In Winters’s Underground Airlines, a black bounty hunter named Victor pursues runaway slaves in an alternate contemporary America where slavery remains legal in four states.

What was your intent in writing an alternate history in which Lincoln was killed in 1861, the Civil War was never fought, and slavery abides?

I wanted to create a dystopian vision of America, of racism in America, that’s harrowing and sorrowful but also in some ways distressingly recognizable. Rewriting American history was an exciting narrative challenge, but I tried to make sure the backstory remains backstory. I didn’t want the puzzle-making and the cleverness to overwhelm the moral center of the novel, which is Victor and his particular struggle.

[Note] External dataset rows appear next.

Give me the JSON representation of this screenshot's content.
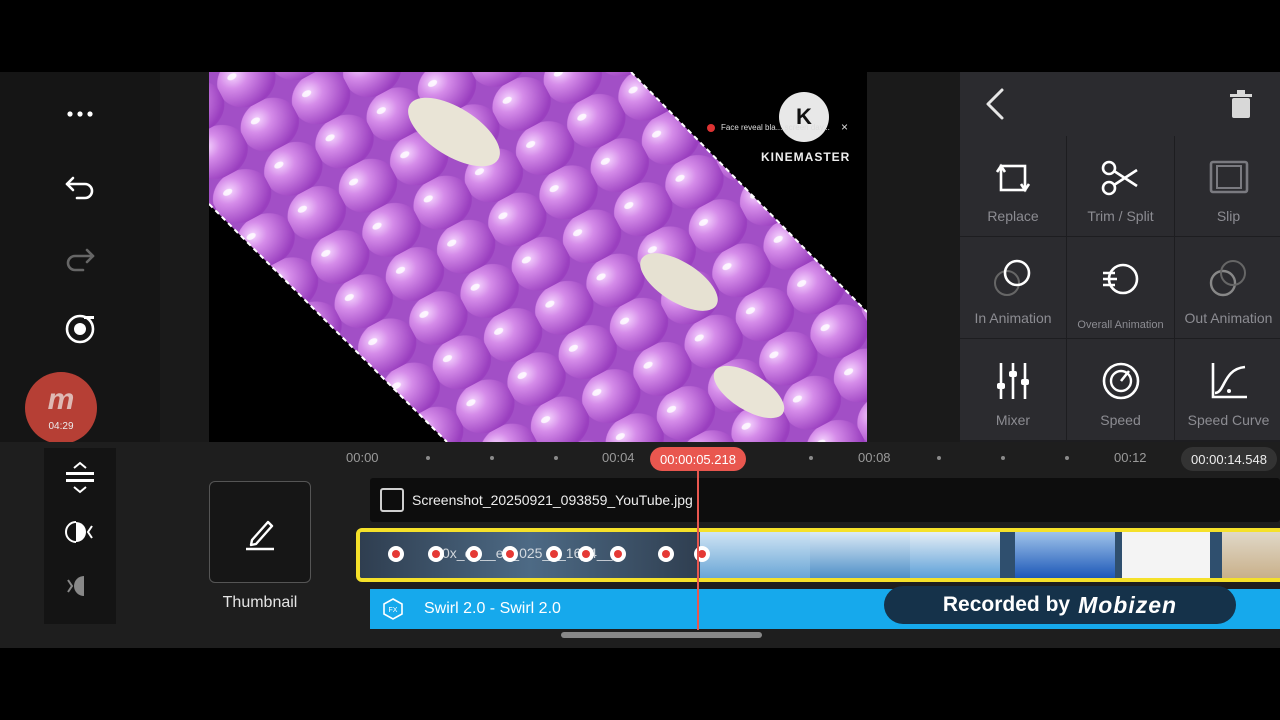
{
  "preview": {
    "watermark_letter": "K",
    "watermark_text": "KINEMASTER",
    "notification_text": "Face reveal bla... screen day...",
    "notification_close": "×"
  },
  "recorder": {
    "mark": "m",
    "time": "04:29",
    "banner_prefix": "Recorded by",
    "banner_brand": "Mobizen"
  },
  "panel": {
    "items": [
      {
        "label": "Replace"
      },
      {
        "label": "Trim / Split"
      },
      {
        "label": "Slip"
      },
      {
        "label": "In Animation"
      },
      {
        "label": "Overall Animation"
      },
      {
        "label": "Out Animation"
      },
      {
        "label": "Mixer"
      },
      {
        "label": "Speed"
      },
      {
        "label": "Speed Curve"
      }
    ]
  },
  "timeline": {
    "thumbnail_label": "Thumbnail",
    "ruler": [
      "00:00",
      "00:04",
      "00:08",
      "00:12"
    ],
    "playhead_time": "00:00:05.218",
    "end_time": "00:00:14.548",
    "image_clip_name": "Screenshot_20250921_093859_YouTube.jpg",
    "video_clip_name": "0x_ob__en_025_9_16_4__4",
    "fx_clip_name": "Swirl 2.0 - Swirl 2.0"
  },
  "colors": {
    "accent": "#e9574f",
    "clip_select": "#f5e12a",
    "fx_track": "#16a9ec",
    "preview_pink": "#d07ee6"
  },
  "icons": {
    "more": "more-horizontal-icon",
    "undo": "undo-icon",
    "redo": "redo-icon",
    "record": "record-icon",
    "back": "chevron-left-icon",
    "delete": "trash-icon"
  }
}
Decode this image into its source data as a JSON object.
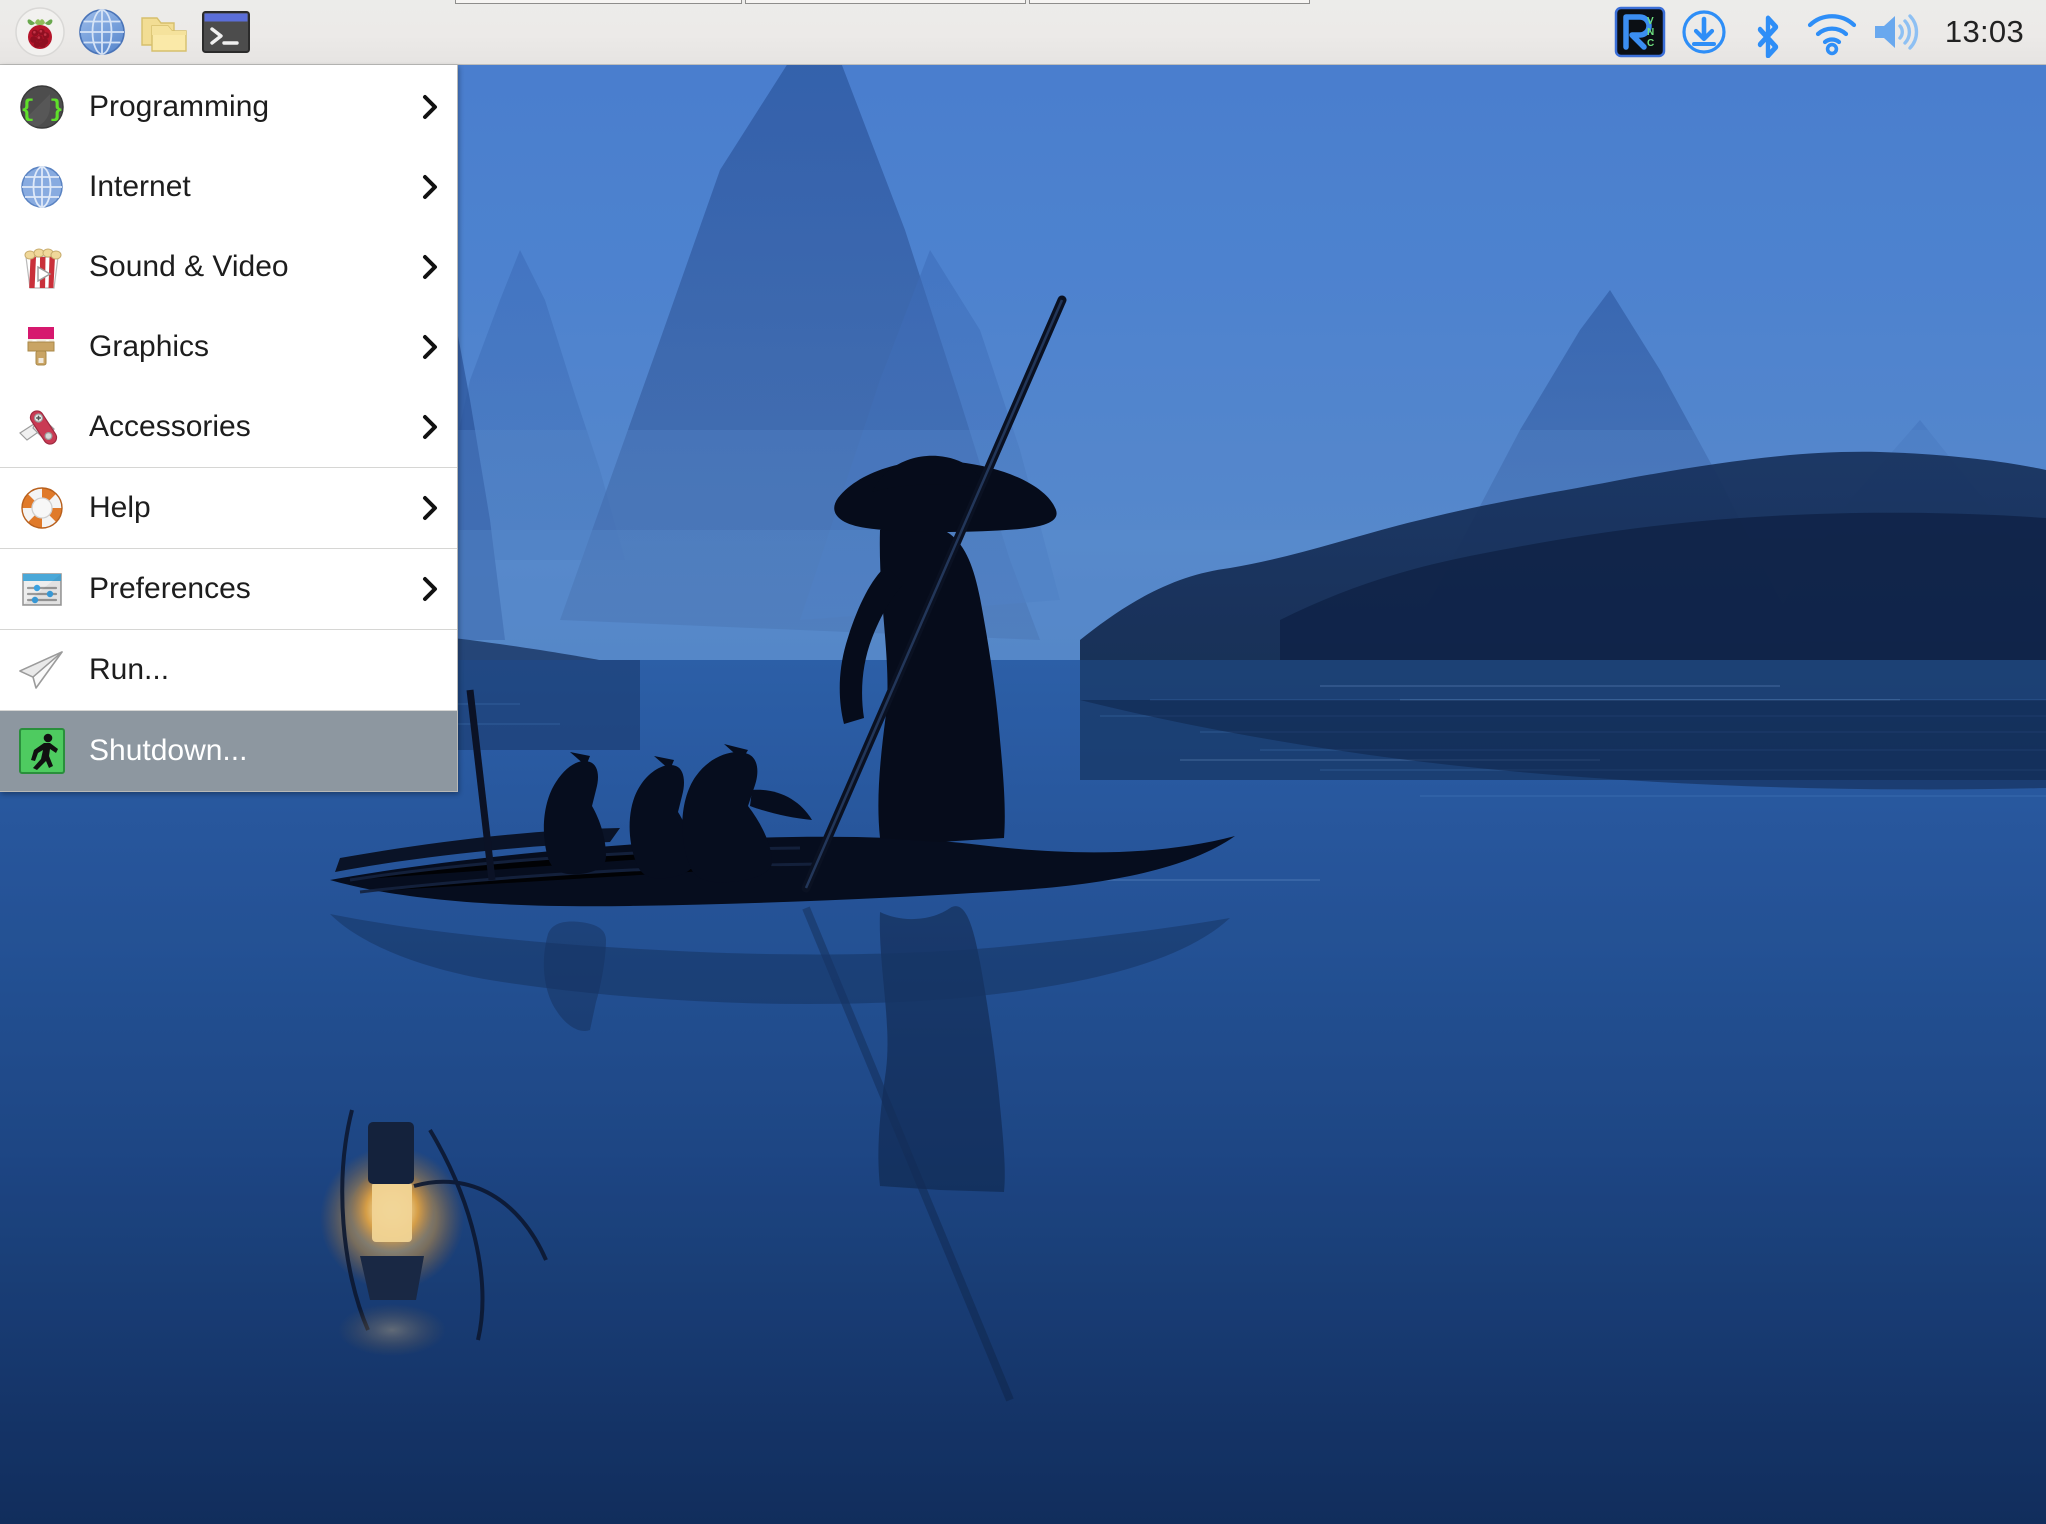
{
  "desktop": {
    "wallpaper_name": "cormorant-fisherman-li-river",
    "wallpaper_colors": {
      "sky_top": "#4a7fd4",
      "sky_mid": "#4f86d8",
      "haze": "#5b8fd6",
      "water_top": "#2a5ca8",
      "water_mid": "#1f4a8a",
      "water_bottom": "#14356b",
      "silhouette": "#0a1226",
      "lantern_glow": "#ffd27a"
    }
  },
  "taskbar": {
    "background": "#ecebe9",
    "launchers": [
      {
        "name": "raspberry-menu-icon",
        "label": "Raspberry Pi Menu"
      },
      {
        "name": "web-browser-icon",
        "label": "Web Browser"
      },
      {
        "name": "file-manager-icon",
        "label": "File Manager"
      },
      {
        "name": "terminal-icon",
        "label": "Terminal"
      }
    ],
    "task_buttons": [
      {
        "name": "task-window-1",
        "label": ""
      },
      {
        "name": "task-window-2",
        "label": ""
      },
      {
        "name": "task-window-3",
        "label": ""
      }
    ],
    "tray": [
      {
        "name": "vnc-icon",
        "label": "RealVNC Server"
      },
      {
        "name": "updates-icon",
        "label": "Updates Available"
      },
      {
        "name": "bluetooth-icon",
        "label": "Bluetooth"
      },
      {
        "name": "wifi-icon",
        "label": "Wireless Network"
      },
      {
        "name": "volume-icon",
        "label": "Volume"
      }
    ],
    "clock": "13:03"
  },
  "menu": {
    "name": "main-menu",
    "items": [
      {
        "label": "Programming",
        "icon": "programming-icon",
        "submenu": true,
        "separator_above": false,
        "highlighted": false
      },
      {
        "label": "Internet",
        "icon": "internet-icon",
        "submenu": true,
        "separator_above": false,
        "highlighted": false
      },
      {
        "label": "Sound & Video",
        "icon": "sound-video-icon",
        "submenu": true,
        "separator_above": false,
        "highlighted": false
      },
      {
        "label": "Graphics",
        "icon": "graphics-icon",
        "submenu": true,
        "separator_above": false,
        "highlighted": false
      },
      {
        "label": "Accessories",
        "icon": "accessories-icon",
        "submenu": true,
        "separator_above": false,
        "highlighted": false
      },
      {
        "label": "Help",
        "icon": "help-icon",
        "submenu": true,
        "separator_above": true,
        "highlighted": false
      },
      {
        "label": "Preferences",
        "icon": "preferences-icon",
        "submenu": true,
        "separator_above": true,
        "highlighted": false
      },
      {
        "label": "Run...",
        "icon": "run-icon",
        "submenu": false,
        "separator_above": true,
        "highlighted": false
      },
      {
        "label": "Shutdown...",
        "icon": "shutdown-icon",
        "submenu": false,
        "separator_above": true,
        "highlighted": true
      }
    ],
    "highlight_color": "#8d97a0"
  }
}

Did Ralph Ellison’s Invisible Man influence the characterization of Victor?

I don’t think it was intended per se, but several early readers have seen a connection between Underground Airlines and Invisible Man, which is thrilling to me. That was one of several classics of African-American literature I read or reread while getting going, and it’s such a mesmerizing and idiosyncratic and beautiful book. So yeah, you can probably feel the influence of Ellison’s hero on Victor’s identity crisis, on his pain and alienation. Victor is, like Ellison’s protagonist, a shape-shifter. My guy does what he does for a living because he’s an undercover operative, but also for the same reason the Invisible Man does: to survive in a world that insists on his inferiority and subjugation.

Did you worry that you as a white person might be criticized for taking on this theme?

My anxiety about being a white guy writing a slavery novel was probably worst early in the process, when I had the idea and the ambition but not yet the character or a deep understanding of my story. I wondered, “Is the legacy of slavery appropriate narrative territory for me?” At this point, I think the answer is yes. Surely, it can’t be right to consign the topics of race and racism only to black authors.

In one bold speculative leap, you have government officials using a skin color index for African-Americans to help ID escaped slaves.

Textural details are part of what makes a novel like this satisfying to write, and hopefully to read. A concept like the federal government using a pigment-based identification system may be shocking or upsetting, but nevertheless it resonates with our real world, in which a person’s appearance can very much affect the way he or she is treated by law enforcement.

Was Octavia Butler’s SF novel Kindred an influence?

Anyone who has read that book (and everybody should) will see how indebted I am to her use of a high-concept narrative device as a way to think about race and the legacy of slavery.